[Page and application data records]
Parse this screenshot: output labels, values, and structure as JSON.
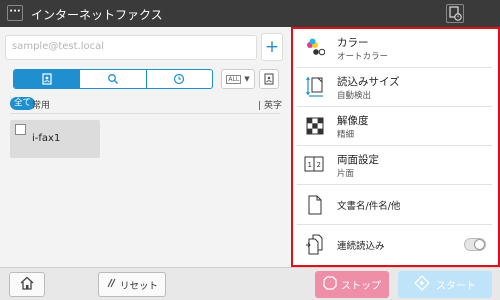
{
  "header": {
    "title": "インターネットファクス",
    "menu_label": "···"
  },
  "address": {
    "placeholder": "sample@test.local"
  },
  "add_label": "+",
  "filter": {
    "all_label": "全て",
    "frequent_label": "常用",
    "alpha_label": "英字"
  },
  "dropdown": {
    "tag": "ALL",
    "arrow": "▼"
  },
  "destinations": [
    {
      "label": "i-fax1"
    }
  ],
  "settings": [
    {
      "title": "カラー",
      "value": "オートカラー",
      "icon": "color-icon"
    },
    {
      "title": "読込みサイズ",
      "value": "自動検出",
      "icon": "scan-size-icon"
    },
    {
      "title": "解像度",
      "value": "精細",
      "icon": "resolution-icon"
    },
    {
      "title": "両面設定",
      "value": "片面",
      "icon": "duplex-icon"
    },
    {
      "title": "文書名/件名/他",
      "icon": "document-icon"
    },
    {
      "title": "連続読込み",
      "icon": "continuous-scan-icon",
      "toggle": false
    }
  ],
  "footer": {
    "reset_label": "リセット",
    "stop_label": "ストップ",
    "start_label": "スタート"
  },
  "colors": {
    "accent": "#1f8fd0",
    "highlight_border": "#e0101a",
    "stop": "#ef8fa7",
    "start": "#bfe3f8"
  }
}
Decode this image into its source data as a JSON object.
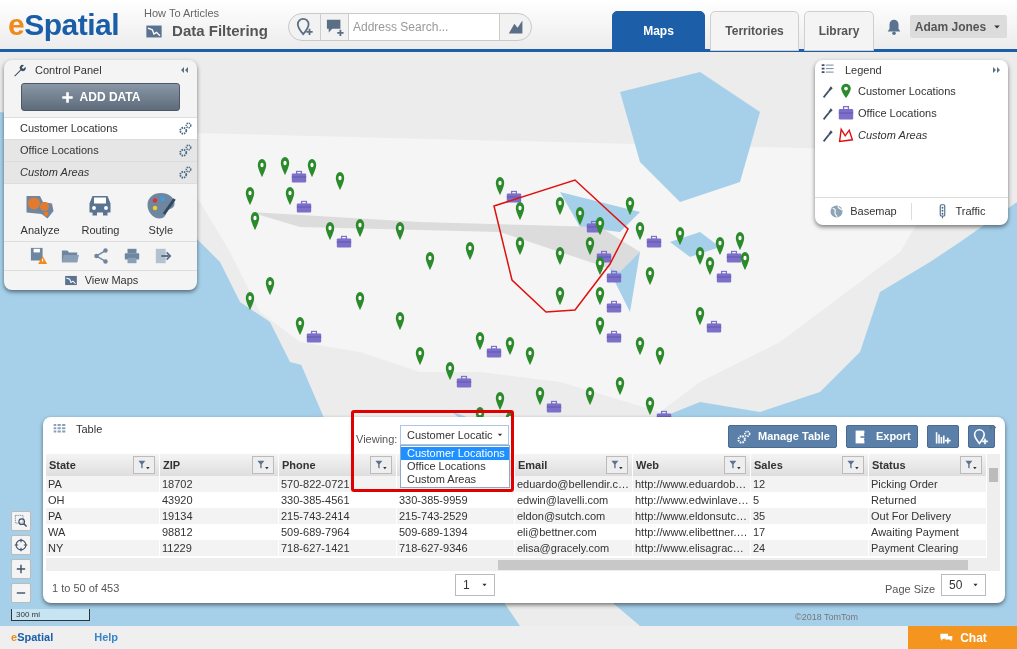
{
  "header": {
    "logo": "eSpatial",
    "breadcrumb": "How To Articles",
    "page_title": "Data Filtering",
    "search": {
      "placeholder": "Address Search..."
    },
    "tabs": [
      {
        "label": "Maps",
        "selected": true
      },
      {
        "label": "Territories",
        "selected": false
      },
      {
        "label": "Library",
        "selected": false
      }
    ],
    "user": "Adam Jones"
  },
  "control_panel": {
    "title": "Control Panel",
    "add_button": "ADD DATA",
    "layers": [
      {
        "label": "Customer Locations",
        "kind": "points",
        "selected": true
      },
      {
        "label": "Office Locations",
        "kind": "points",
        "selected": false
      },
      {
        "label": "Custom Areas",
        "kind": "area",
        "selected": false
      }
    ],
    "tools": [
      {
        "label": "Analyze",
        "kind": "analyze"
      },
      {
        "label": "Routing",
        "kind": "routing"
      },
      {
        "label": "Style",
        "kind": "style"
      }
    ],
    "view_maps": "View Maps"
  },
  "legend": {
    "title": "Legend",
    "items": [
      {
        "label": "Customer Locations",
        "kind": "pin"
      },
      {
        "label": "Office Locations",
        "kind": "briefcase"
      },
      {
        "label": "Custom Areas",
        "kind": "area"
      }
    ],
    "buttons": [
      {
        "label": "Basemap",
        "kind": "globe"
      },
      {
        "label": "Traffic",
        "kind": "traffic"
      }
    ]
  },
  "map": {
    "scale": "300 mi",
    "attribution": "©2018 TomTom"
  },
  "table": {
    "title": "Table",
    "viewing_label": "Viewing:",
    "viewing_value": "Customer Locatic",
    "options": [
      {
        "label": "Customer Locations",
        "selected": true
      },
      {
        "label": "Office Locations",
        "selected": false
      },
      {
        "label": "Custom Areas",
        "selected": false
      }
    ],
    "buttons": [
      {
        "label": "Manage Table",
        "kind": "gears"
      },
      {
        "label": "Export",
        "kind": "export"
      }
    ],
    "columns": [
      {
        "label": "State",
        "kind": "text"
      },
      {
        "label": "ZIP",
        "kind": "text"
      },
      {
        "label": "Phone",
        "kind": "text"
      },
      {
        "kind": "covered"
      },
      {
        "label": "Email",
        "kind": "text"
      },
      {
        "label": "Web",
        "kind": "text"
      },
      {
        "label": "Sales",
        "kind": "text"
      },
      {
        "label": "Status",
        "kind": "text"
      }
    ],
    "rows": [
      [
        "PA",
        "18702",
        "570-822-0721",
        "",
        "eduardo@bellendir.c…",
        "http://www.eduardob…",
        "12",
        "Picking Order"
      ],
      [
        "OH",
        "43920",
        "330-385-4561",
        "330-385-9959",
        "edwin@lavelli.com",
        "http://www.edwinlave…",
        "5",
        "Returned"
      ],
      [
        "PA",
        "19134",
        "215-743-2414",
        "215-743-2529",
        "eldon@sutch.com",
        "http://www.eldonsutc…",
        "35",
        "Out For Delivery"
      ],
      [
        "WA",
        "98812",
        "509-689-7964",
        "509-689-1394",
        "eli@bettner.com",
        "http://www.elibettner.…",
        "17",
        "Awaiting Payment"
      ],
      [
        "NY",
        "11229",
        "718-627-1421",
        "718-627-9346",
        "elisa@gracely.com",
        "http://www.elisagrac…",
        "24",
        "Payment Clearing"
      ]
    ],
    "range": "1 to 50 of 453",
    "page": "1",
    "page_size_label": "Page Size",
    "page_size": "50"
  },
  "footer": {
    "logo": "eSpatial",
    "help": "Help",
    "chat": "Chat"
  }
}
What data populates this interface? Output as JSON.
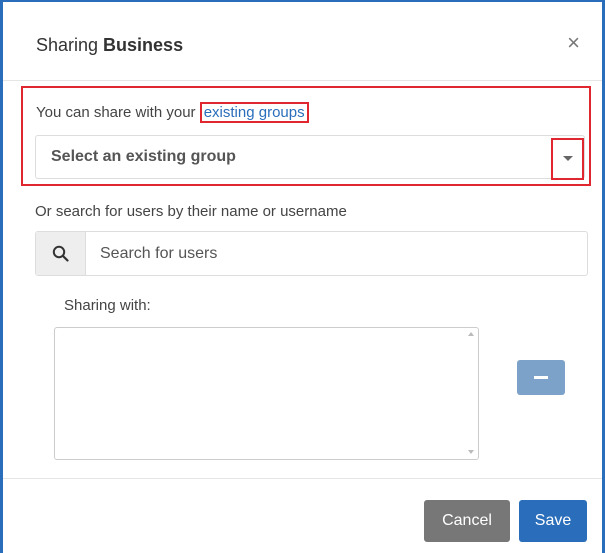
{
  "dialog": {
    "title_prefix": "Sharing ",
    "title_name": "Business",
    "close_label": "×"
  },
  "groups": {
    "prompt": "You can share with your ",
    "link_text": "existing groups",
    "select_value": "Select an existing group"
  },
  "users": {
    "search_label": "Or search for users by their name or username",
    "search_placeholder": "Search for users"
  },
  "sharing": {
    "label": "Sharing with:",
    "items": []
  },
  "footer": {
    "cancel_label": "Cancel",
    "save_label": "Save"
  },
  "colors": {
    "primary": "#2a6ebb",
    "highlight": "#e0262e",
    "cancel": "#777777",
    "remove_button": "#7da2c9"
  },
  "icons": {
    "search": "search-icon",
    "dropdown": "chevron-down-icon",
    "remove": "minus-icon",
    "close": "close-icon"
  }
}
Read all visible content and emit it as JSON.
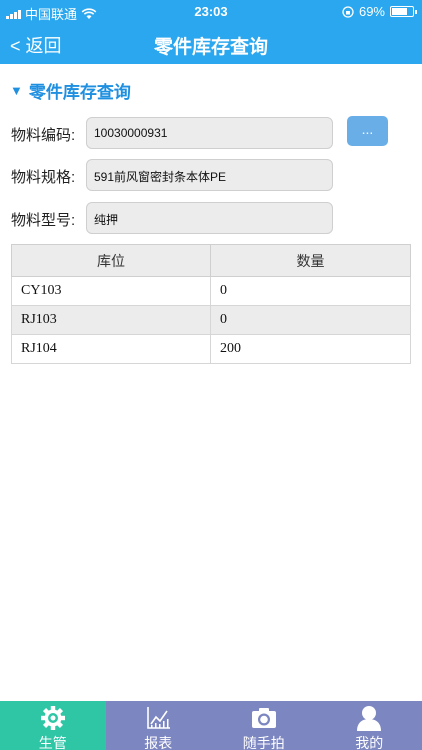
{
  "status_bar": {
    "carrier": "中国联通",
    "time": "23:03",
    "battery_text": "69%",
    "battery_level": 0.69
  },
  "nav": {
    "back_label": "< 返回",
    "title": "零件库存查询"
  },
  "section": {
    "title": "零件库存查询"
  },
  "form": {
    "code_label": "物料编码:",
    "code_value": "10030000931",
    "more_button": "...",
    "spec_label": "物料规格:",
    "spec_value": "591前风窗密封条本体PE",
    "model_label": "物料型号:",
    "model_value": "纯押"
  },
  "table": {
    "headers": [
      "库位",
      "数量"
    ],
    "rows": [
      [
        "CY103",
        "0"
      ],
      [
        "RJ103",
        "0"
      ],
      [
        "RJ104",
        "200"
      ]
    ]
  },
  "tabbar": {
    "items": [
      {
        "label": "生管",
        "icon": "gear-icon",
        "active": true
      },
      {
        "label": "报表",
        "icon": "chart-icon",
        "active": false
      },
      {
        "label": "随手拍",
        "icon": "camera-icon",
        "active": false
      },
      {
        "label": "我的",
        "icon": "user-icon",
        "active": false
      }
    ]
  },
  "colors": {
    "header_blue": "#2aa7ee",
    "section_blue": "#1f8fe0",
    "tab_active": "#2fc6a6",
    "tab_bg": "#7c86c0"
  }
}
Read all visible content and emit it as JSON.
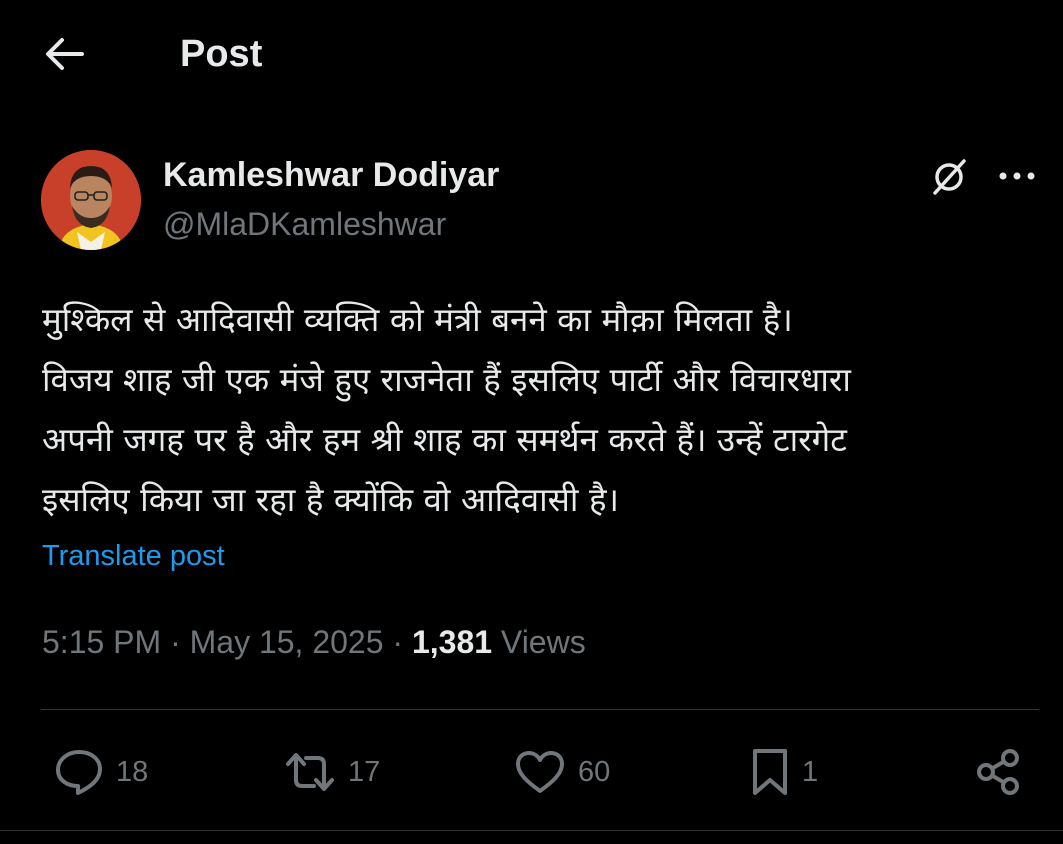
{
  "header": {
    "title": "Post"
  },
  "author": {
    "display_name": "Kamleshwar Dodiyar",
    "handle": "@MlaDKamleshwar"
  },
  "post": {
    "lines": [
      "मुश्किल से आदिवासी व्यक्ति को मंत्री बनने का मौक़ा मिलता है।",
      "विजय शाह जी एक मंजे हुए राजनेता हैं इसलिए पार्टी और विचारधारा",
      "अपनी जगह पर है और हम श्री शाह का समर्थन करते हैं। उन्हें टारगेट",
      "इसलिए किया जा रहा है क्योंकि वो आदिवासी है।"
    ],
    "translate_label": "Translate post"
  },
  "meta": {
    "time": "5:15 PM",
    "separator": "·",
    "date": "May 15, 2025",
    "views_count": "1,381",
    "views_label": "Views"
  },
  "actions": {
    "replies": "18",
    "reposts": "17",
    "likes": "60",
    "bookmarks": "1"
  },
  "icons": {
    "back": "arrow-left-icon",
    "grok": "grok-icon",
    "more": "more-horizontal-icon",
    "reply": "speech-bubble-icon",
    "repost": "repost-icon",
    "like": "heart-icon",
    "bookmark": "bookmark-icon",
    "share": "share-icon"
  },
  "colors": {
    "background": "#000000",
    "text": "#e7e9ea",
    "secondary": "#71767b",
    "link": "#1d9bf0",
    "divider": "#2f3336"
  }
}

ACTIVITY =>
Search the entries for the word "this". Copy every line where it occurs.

SOLVED PROBLEM =>
Parse this screenshot: output labels, values, and structure as JSON.
Decode this image into its source data as a JSON object.
What data populates this interface? Output as JSON.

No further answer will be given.